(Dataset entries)
★ ★ ★ ★ ★ ★ ★

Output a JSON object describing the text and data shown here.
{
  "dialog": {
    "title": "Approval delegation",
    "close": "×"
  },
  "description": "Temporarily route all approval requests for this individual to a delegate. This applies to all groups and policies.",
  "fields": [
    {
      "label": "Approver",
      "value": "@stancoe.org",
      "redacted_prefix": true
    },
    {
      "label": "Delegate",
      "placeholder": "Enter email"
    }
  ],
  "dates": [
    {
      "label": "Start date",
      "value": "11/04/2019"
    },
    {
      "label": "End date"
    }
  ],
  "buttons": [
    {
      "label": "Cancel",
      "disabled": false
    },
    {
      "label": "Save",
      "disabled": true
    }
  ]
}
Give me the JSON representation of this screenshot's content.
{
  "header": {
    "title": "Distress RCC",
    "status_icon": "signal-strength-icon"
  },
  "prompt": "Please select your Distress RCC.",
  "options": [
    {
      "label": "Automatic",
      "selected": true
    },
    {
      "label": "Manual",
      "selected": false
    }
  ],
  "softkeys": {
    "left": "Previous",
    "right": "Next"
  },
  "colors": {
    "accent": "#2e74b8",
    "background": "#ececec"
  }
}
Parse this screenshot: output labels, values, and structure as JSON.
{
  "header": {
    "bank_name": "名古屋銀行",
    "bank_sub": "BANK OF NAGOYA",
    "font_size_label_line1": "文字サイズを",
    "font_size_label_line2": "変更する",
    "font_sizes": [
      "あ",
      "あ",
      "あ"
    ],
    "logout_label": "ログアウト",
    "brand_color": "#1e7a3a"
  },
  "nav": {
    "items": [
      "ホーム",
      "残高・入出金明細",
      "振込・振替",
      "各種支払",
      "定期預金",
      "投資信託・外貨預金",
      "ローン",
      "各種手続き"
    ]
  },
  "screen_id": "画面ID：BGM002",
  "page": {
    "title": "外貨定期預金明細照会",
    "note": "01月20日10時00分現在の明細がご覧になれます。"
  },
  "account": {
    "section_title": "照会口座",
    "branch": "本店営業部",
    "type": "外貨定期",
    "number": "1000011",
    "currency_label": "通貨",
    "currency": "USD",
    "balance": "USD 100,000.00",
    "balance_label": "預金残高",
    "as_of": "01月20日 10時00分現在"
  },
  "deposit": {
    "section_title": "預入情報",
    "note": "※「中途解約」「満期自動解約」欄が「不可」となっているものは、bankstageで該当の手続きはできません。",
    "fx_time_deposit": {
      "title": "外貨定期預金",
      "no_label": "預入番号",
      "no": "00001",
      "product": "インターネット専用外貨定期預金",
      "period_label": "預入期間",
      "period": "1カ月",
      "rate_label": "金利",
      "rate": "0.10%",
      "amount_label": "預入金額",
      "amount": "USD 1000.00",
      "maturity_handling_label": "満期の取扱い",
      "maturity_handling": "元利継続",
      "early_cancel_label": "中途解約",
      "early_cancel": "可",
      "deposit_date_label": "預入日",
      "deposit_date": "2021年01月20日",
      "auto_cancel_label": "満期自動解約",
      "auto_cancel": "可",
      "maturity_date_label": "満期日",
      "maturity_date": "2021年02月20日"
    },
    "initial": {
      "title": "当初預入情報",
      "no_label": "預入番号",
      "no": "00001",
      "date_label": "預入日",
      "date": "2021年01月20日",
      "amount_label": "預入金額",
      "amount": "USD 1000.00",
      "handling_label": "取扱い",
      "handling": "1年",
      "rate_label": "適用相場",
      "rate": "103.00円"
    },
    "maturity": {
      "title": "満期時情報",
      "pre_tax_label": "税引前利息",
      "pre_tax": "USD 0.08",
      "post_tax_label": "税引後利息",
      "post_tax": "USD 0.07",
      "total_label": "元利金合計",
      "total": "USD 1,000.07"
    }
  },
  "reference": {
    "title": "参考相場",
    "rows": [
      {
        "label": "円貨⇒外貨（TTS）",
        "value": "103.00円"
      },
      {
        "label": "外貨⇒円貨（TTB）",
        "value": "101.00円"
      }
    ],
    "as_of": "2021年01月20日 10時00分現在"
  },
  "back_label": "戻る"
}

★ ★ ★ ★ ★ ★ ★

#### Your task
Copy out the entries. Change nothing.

#### Solution below
Output a JSON object describing the text and data shown here.
{
  "dialog": {
    "title": "Approval delegation",
    "close": "×"
  },
  "description": "Temporarily route all approval requests for this individual to a delegate. This applies to all groups and policies.",
  "fields": [
    {
      "label": "Approver",
      "value": "@stancoe.org",
      "redacted_prefix": true
    },
    {
      "label": "Delegate",
      "placeholder": "Enter email"
    }
  ],
  "dates": [
    {
      "label": "Start date",
      "value": "11/04/2019"
    },
    {
      "label": "End date"
    }
  ],
  "buttons": [
    {
      "label": "Cancel",
      "disabled": false
    },
    {
      "label": "Save",
      "disabled": true
    }
  ]
}
Give me the JSON representation of this screenshot's content.
{
  "header": {
    "title": "Distress RCC",
    "status_icon": "signal-strength-icon"
  },
  "prompt": "Please select your Distress RCC.",
  "options": [
    {
      "label": "Automatic",
      "selected": true
    },
    {
      "label": "Manual",
      "selected": false
    }
  ],
  "softkeys": {
    "left": "Previous",
    "right": "Next"
  },
  "colors": {
    "accent": "#2e74b8",
    "background": "#ececec"
  }
}
Parse this screenshot: output labels, values, and structure as JSON.
{
  "header": {
    "bank_name": "名古屋銀行",
    "bank_sub": "BANK OF NAGOYA",
    "font_size_label_line1": "文字サイズを",
    "font_size_label_line2": "変更する",
    "font_sizes": [
      "あ",
      "あ",
      "あ"
    ],
    "logout_label": "ログアウト",
    "brand_color": "#1e7a3a"
  },
  "nav": {
    "items": [
      "ホーム",
      "残高・入出金明細",
      "振込・振替",
      "各種支払",
      "定期預金",
      "投資信託・外貨預金",
      "ローン",
      "各種手続き"
    ]
  },
  "screen_id": "画面ID：BGM002",
  "page": {
    "title": "外貨定期預金明細照会",
    "note": "01月20日10時00分現在の明細がご覧になれます。"
  },
  "account": {
    "section_title": "照会口座",
    "branch": "本店営業部",
    "type": "外貨定期",
    "number": "1000011",
    "currency_label": "通貨",
    "currency": "USD",
    "balance": "USD 100,000.00",
    "balance_label": "預金残高",
    "as_of": "01月20日 10時00分現在"
  },
  "deposit": {
    "section_title": "預入情報",
    "note": "※「中途解約」「満期自動解約」欄が「不可」となっているものは、bankstageで該当の手続きはできません。",
    "fx_time_deposit": {
      "title": "外貨定期預金",
      "no_label": "預入番号",
      "no": "00001",
      "product": "インターネット専用外貨定期預金",
      "period_label": "預入期間",
      "period": "1カ月",
      "rate_label": "金利",
      "rate": "0.10%",
      "amount_label": "預入金額",
      "amount": "USD 1000.00",
      "maturity_handling_label": "満期の取扱い",
      "maturity_handling": "元利継続",
      "early_cancel_label": "中途解約",
      "early_cancel": "可",
      "deposit_date_label": "預入日",
      "deposit_date": "2021年01月20日",
      "auto_cancel_label": "満期自動解約",
      "auto_cancel": "可",
      "maturity_date_label": "満期日",
      "maturity_date": "2021年02月20日"
    },
    "initial": {
      "title": "当初預入情報",
      "no_label": "預入番号",
      "no": "00001",
      "date_label": "預入日",
      "date": "2021年01月20日",
      "amount_label": "預入金額",
      "amount": "USD 1000.00",
      "handling_label": "取扱い",
      "handling": "1年",
      "rate_label": "適用相場",
      "rate": "103.00円"
    },
    "maturity": {
      "title": "満期時情報",
      "pre_tax_label": "税引前利息",
      "pre_tax": "USD 0.08",
      "post_tax_label": "税引後利息",
      "post_tax": "USD 0.07",
      "total_label": "元利金合計",
      "total": "USD 1,000.07"
    }
  },
  "reference": {
    "title": "参考相場",
    "rows": [
      {
        "label": "円貨⇒外貨（TTS）",
        "value": "103.00円"
      },
      {
        "label": "外貨⇒円貨（TTB）",
        "value": "101.00円"
      }
    ],
    "as_of": "2021年01月20日 10時00分現在"
  },
  "back_label": "戻る"
}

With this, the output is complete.